As George is leaving, several associates have offered their feelings and comments on working with him.

“Being on the BCEDC board and working with George has been a pleasure,” said Clayton Ohrt. “George was always thinking ahead on ideas and looking into the future with the best interest in mind for Buchanan County. He was always considerate and respectful of the BCEDC board’s visions and desires. George was a key and team player in getting the veterans’ memorial to become a reality, located on the courthouse lawn, and was a joy to work with on the project. Two of George’s talents that I am aware of are beer making and storytelling (gift of gab).”

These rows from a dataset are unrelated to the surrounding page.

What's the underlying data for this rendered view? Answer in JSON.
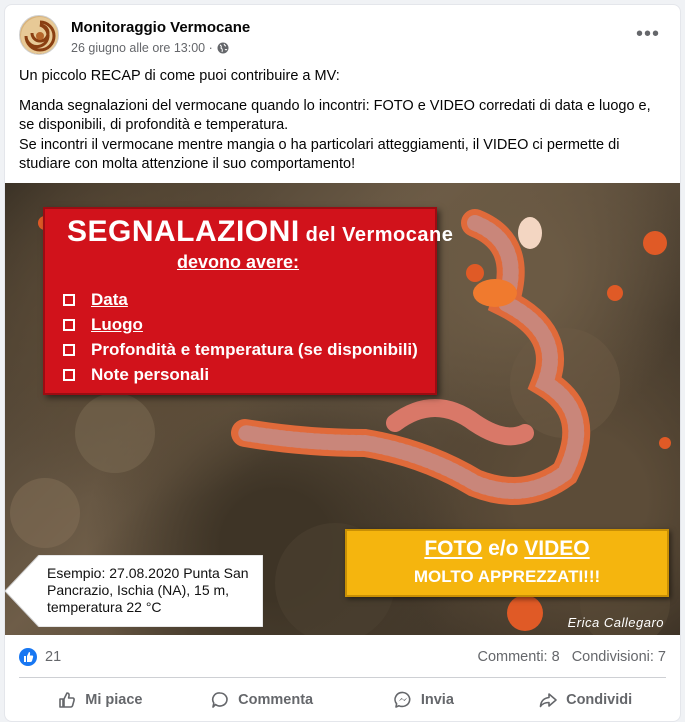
{
  "post": {
    "page_name": "Monitoraggio Vermocane",
    "timestamp": "26 giugno alle ore 13:00 ·",
    "audience_icon": "globe-icon",
    "more_icon": "more-options-icon",
    "paragraph1": "Un piccolo RECAP di come puoi contribuire a MV:",
    "paragraph2": "Manda segnalazioni del vermocane quando lo incontri: FOTO e VIDEO corredati di data e luogo e, se disponibili, di profondità e temperatura.",
    "paragraph3": "Se incontri il vermocane mentre mangia o ha particolari atteggiamenti, il VIDEO ci permette di studiare con molta attenzione il suo comportamento!"
  },
  "image": {
    "red_box": {
      "title": "SEGNALAZIONI",
      "title_rest": "del Vermocane",
      "subtitle": "devono avere:",
      "items": [
        "Data",
        "Luogo",
        "Profondità e temperatura (se disponibili)",
        "Note personali"
      ],
      "color": "#d1121b"
    },
    "callout": "Esempio: 27.08.2020 Punta San Pancrazio, Ischia (NA), 15 m, temperatura 22 °C",
    "yellow_box": {
      "foto": "FOTO",
      "mid": " e/o ",
      "video": "VIDEO",
      "line2": "MOLTO APPREZZATI!!!",
      "color": "#f5b50e"
    },
    "credit": "Erica Callegaro"
  },
  "stats": {
    "reactions": "21",
    "comments": "Commenti: 8",
    "shares": "Condivisioni: 7"
  },
  "actions": {
    "like": "Mi piace",
    "comment": "Commenta",
    "send": "Invia",
    "share": "Condividi"
  }
}
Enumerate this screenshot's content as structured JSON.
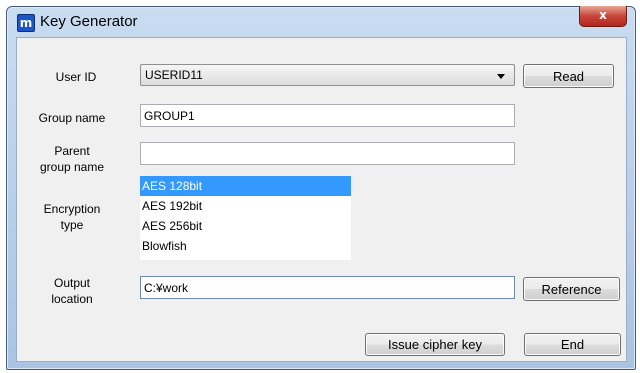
{
  "window": {
    "title": "Key Generator",
    "app_icon_glyph": "m",
    "close_glyph": "x"
  },
  "colors": {
    "selection": "#3399ff",
    "close_button": "#c7463a",
    "titlebar": "#b9d1ea"
  },
  "form": {
    "user_id": {
      "label": "User ID",
      "value": "USERID11"
    },
    "group_name": {
      "label": "Group name",
      "value": "GROUP1"
    },
    "parent_group": {
      "label_line1": "Parent",
      "label_line2": "group name",
      "value": ""
    },
    "encryption": {
      "label_line1": "Encryption",
      "label_line2": "type",
      "options": [
        "AES 128bit",
        "AES 192bit",
        "AES 256bit",
        "Blowfish"
      ],
      "selected": "AES 128bit"
    },
    "output": {
      "label_line1": "Output",
      "label_line2": "location",
      "value": "C:¥work"
    }
  },
  "buttons": {
    "read": "Read",
    "reference": "Reference",
    "issue": "Issue cipher key",
    "end": "End"
  }
}
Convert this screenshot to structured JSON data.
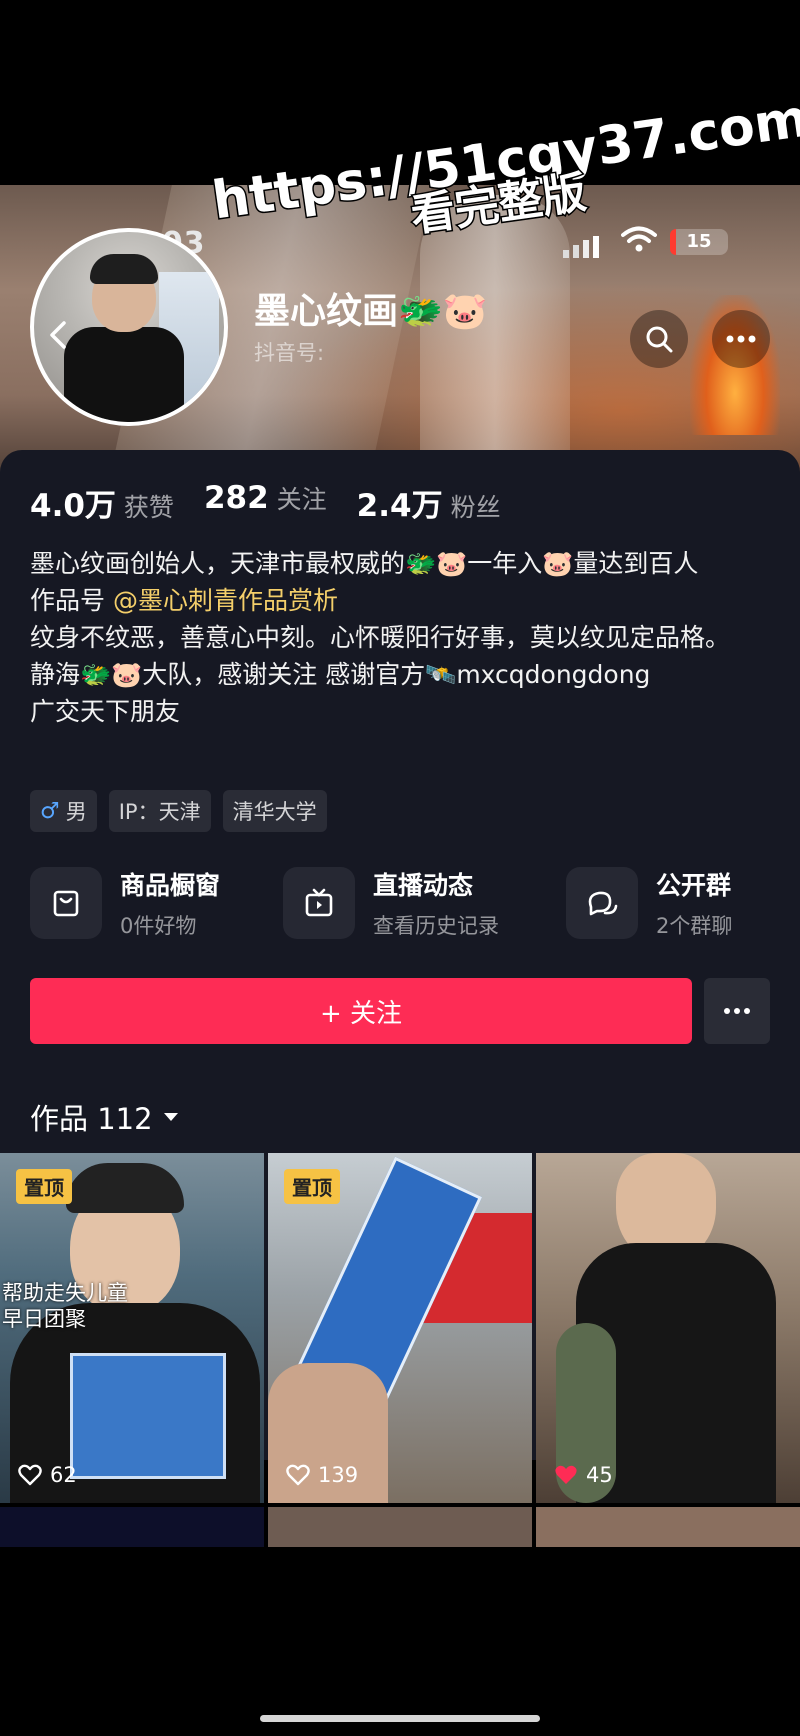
{
  "watermark": {
    "url": "https://51cgy37.com",
    "text": "看完整版"
  },
  "status_bar": {
    "time": "08:03",
    "battery": "15"
  },
  "profile": {
    "name": "墨心纹画",
    "emoji": "🐲🐷",
    "id_label": "抖音号:"
  },
  "stats": [
    {
      "value": "4.0万",
      "label": "获赞"
    },
    {
      "value": "282",
      "label": "关注"
    },
    {
      "value": "2.4万",
      "label": "粉丝"
    }
  ],
  "bio": {
    "line1": "墨心纹画创始人，天津市最权威的🐲🐷一年入🐷量达到百人",
    "line2_prefix": "作品号",
    "line2_link": "@墨心刺青作品赏析",
    "line3": "纹身不纹恶，善意心中刻。心怀暖阳行好事，莫以纹见定品格。",
    "line4": "静海🐲🐷大队，感谢关注 感谢官方🛰️mxcqdongdong",
    "line5": "广交天下朋友"
  },
  "tags": {
    "gender": "男",
    "ip": "IP：天津",
    "school": "清华大学"
  },
  "features": [
    {
      "title": "商品橱窗",
      "subtitle": "0件好物",
      "icon": "shopping-bag-icon"
    },
    {
      "title": "直播动态",
      "subtitle": "查看历史记录",
      "icon": "tv-icon"
    },
    {
      "title": "公开群",
      "subtitle": "2个群聊",
      "icon": "chat-group-icon"
    }
  ],
  "actions": {
    "follow": "+ 关注"
  },
  "works": {
    "label": "作品 112",
    "items": [
      {
        "pinned": "置顶",
        "likes": "62",
        "overlay": "帮助走失儿童\n早日团聚",
        "liked": false
      },
      {
        "pinned": "置顶",
        "likes": "139",
        "overlay": "",
        "liked": false
      },
      {
        "pinned": "",
        "likes": "45",
        "overlay": "",
        "liked": true
      }
    ]
  },
  "colors": {
    "accent": "#fe2c55",
    "link": "#f4cf6a",
    "pin": "#f6c244",
    "panel": "#161823"
  }
}
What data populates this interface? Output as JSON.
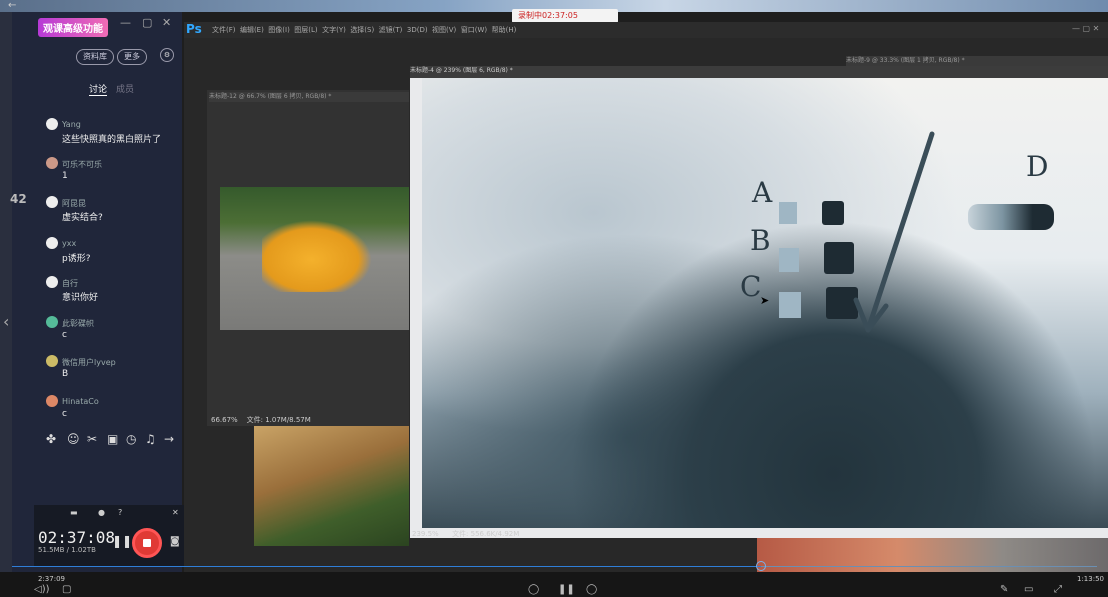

“I have enjoyed getting to know George better over the years as our director,” said BCEDC board member and Independence Mayor Bonita Davis. “He has taken his job seriously and kept everyone informed of changes and opportunities. I think George will stay busy with retirement and hope he will be able to travel for fun. I will need to contact him frequently so he doesn’t forget my name. He is a good guy and the board will miss his conversations.”

“I joined the Small Business Development Center at the University of Northern Iowa in late 2016,” said Amy Dutton, regional director for America’s SBDC – Iowa. “Our center serves nine counties and George Lake was one of the first economic developers to reach out to collaborate with me. Over our time working together, I’ve had the pleasure of joining George in speaking with numerous clients exploring business in Buchanan County and even a few looking to expand operations. George has always demonstrated his desire to see small businesses get good information and to succeed. While I look forward to continuing to partner with Buchanan County Economic Development, I will miss George Lake’s leadership and enthusiasm.”

“I always enjoyed working with George. Both times,” said Brian Schoon of INRCOG, who worked on the housing assessment. “He is very cerebral – asks questions and was very professional. He has a tremendous sense of humor.”

“I have enjoyed working with George over the last three years and tapping into his wealth of knowledge regarding economic development,” said Lisa Kremer, communication specialist for BCEDC. “He has a real love of Buchanan County as well as a passion for economic development, which shows in the quality work he has done over his time as economic development director. I will miss working with him and wish him the best in his retirement.”

The Buchanan County Economic Development board has been in the process of interviewing candidates and is expected to announce the new director after meeting at the end of May.